From quality of care to labor shortages, fall-prevention strategies can have enormous transformative effects on senior living and care businesses. Falls cost the average community or facility $380,000 annually in direct costs, according to a newly issued report.
The report resulted from a survey of more than 400 executives and caregivers across assisted living communities and nursing homes, as well as more than 1,000 adults. It assessed the effects of falls at and the counteractive approaches undertaken by providers.
Among the solutions highlighted are payers and capital partners providing funding to providers to experiment with solutions to reduce falls. Providers also need to collect data on falls, provide staff members training and support to focus on falls, and tailor resident care solutions to individual needs and personal histories, report authors said.
“People work in silos when they aren’t aware of all the possible solutions. So we need to bring insurance groups, capital partners, innovators, senior care providers, families and seniors together and share awareness of what’s working to reduce falls in senior care communities,” SafelyYou Chief Operating Officer Shirley Nickels told McKnight’s Senior Living. “When we break down these silos and work toward a shared goal, we can move beyond the status quo, move beyond the misconceptions around falls, and move toward creating transformative change.”

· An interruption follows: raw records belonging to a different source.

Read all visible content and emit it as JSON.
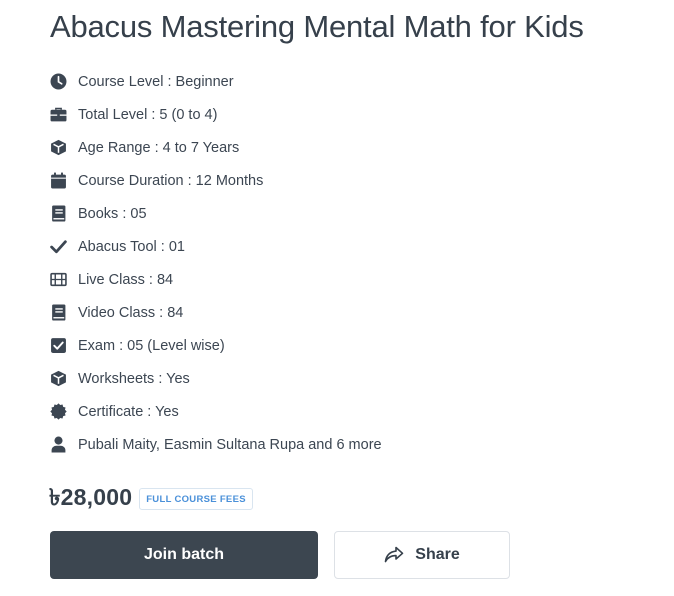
{
  "course": {
    "title": "Abacus Mastering Mental Math for Kids"
  },
  "features": [
    {
      "icon": "clock-icon",
      "label": "Course Level : Beginner"
    },
    {
      "icon": "briefcase-icon",
      "label": "Total Level : 5 (0 to 4)"
    },
    {
      "icon": "cube-icon",
      "label": "Age Range : 4 to 7 Years"
    },
    {
      "icon": "calendar-icon",
      "label": "Course Duration : 12 Months"
    },
    {
      "icon": "book-icon",
      "label": "Books : 05"
    },
    {
      "icon": "check-icon",
      "label": "Abacus Tool : 01"
    },
    {
      "icon": "film-icon",
      "label": "Live Class : 84"
    },
    {
      "icon": "book-icon",
      "label": "Video Class : 84"
    },
    {
      "icon": "checkbox-icon",
      "label": "Exam : 05 (Level wise)"
    },
    {
      "icon": "cube-icon",
      "label": "Worksheets : Yes"
    },
    {
      "icon": "certificate-icon",
      "label": "Certificate : Yes"
    },
    {
      "icon": "user-icon",
      "label": "Pubali Maity, Easmin Sultana Rupa and 6 more"
    }
  ],
  "pricing": {
    "price": "৳28,000",
    "badge": "FULL COURSE FEES"
  },
  "actions": {
    "join_label": "Join batch",
    "share_label": "Share"
  },
  "colors": {
    "text": "#36404b",
    "icon": "#3c4652",
    "primary_button": "#3c4650",
    "badge_text": "#4a90d9"
  }
}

Overall, falls cost the US health system $50 billion a year. By 2030, there will be 72 million older adults experiencing a combined 52 million falls each year at a cost of $101 billion annually, according to San Francisco-based Safely You in its inaugural 2022 State of Falls, released this week.
Among the key findings: 85% of surveyed industry executives reported that falls significantly affected staff turnover due to stress. Forty-six percent of respondents also cited labor shortages as a top challenge. Two-thirds (66%) said that labor problems such as shortages led to a decrease in care quality.
The report also revealed how much time clinical staff members spend on fall-related issues: one full work day each week (17% of their time), on average.
The cost of falls
Providers with 20 or more assisted living communities experienced an average of 378 resident falls annually, compared with an annual average of 278 falls at skilled nursing facilities. One in five providers said that there are more falls in their communities today than before the pandemic.
Twenty-four percent of falls result in moving a resident to a higher level of care/service, according to respondents, with one in seven move-outs related to falls.
The majority of participating assisted living communities reported providing some type of rent or care credit for temporary move-outs. Skilled nursing facilities reported losing an average of $250 per day when a resident moves out for any length of time, with temporary move-outs averaging 21 days.
Across assisted living communities and skilled nursing facilities, the annual direct cost of all falls was $380,000 per location. For providers with 20 or more locations, the average cost was $712,000, and for providers with 19 or fewer facilities, the cost was $158,000 per location.
Falls don’t have to be an inevitable part of the aging process, said SafelyYou Chief Medical Officer Glen Xiong, MD, who also is a clinical professor at UC Davis Health.
“For senior care providers, falls are a crisis — and it’s complex,” Xiong told McKnight’s Senior Living, adding that the report illuminates the full scope of those challenges, as well as solutions. “And it demonstrates that although the negative impact of falls is far-reaching, the positive impact of fall reduction may reach equally as far, creating a better quality of life for seniors.”
The report highlights the significant effects that falls have across long-term care, “capturing the enormous emotional, physical and financial tolls they take,” SafelyYou founder and CEO George Netscher said. The report also provides an opportunity for change, with a majority of providers intending to “elevate” their fall prevention strategies in the year ahead via staff training and certain innovations.
Other report findings: Half of survey respondents said that falls can be prevented, 66% reported having a fall safety team in place to focus on fall prevention and training, and 80% said they train staff members in fall safety. Ninety percent said that the right technology can significantly reduce falls.
Merrill Research collected responses from 210 executives and 200 caregivers at 273 assisted living communities and 137 skilled nursing facilities across the country in April and May. SafelyYou also conducted an online survey of 1,249 adults aged 42 and older in July to measure their sentiments about falls and aging.